*Work order*:
Check every line below for the word "params" and show those that hold it.

::::::::::

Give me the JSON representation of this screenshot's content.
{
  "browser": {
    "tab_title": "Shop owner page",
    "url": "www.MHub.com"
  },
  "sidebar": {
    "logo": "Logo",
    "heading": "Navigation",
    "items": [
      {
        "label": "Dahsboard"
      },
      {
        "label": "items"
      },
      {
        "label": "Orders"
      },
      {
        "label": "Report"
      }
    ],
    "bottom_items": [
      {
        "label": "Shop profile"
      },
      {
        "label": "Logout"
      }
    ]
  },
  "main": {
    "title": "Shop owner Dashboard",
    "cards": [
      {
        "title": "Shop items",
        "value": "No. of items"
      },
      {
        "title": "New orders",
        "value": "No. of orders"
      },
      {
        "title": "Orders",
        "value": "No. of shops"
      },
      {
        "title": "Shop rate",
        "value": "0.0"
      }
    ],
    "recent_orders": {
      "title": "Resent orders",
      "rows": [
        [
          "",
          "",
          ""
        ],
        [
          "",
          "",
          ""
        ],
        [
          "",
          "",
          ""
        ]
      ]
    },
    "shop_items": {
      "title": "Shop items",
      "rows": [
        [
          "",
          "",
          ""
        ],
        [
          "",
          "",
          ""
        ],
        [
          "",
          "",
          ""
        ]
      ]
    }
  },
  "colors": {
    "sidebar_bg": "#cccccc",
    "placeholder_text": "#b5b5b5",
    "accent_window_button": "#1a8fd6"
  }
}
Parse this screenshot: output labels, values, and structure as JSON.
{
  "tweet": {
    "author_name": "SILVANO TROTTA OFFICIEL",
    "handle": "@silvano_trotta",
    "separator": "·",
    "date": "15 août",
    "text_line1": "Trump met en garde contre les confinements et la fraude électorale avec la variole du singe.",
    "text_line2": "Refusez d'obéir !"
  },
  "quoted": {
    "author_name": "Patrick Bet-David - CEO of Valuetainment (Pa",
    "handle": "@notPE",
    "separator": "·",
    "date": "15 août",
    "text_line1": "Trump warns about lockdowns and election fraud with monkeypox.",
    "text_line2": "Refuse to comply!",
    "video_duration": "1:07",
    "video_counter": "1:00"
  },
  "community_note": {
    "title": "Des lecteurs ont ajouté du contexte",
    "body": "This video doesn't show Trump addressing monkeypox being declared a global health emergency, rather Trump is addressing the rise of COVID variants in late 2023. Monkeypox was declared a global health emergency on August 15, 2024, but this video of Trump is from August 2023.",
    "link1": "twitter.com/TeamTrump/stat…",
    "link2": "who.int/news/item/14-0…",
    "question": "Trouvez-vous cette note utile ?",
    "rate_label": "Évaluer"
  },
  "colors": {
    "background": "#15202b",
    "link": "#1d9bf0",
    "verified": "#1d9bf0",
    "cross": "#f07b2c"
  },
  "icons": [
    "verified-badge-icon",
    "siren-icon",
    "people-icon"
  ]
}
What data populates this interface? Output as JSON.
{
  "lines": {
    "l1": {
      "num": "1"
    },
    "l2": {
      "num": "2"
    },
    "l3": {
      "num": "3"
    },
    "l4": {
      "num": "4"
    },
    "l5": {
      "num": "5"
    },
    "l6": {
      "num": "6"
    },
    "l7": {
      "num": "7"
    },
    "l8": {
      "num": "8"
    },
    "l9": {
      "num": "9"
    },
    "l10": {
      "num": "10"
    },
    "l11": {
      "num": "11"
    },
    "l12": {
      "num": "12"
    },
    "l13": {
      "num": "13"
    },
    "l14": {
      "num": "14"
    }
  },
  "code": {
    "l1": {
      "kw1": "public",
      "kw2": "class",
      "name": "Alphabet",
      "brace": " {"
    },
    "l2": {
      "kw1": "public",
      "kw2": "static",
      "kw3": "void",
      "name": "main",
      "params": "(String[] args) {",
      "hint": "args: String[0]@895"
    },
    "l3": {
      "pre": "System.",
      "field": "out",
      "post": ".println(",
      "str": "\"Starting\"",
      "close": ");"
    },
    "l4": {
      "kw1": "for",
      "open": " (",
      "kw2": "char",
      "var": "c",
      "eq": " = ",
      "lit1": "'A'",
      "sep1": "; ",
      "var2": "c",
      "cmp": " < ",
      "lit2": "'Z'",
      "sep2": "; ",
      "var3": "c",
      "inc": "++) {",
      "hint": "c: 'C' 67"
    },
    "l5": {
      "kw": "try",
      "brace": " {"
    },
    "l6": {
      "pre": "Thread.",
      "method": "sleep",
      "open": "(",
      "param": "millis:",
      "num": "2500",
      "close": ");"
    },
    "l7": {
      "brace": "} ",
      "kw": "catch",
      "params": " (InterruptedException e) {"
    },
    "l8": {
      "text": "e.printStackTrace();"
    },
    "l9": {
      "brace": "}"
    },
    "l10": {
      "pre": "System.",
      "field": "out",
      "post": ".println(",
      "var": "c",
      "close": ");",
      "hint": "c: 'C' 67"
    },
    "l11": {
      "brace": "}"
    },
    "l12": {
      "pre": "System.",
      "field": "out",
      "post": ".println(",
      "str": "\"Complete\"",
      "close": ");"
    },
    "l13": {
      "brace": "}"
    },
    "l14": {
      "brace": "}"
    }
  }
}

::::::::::

*Response to the task*:
      "params": "(String[] args) {",
      "params": " (InterruptedException e) {"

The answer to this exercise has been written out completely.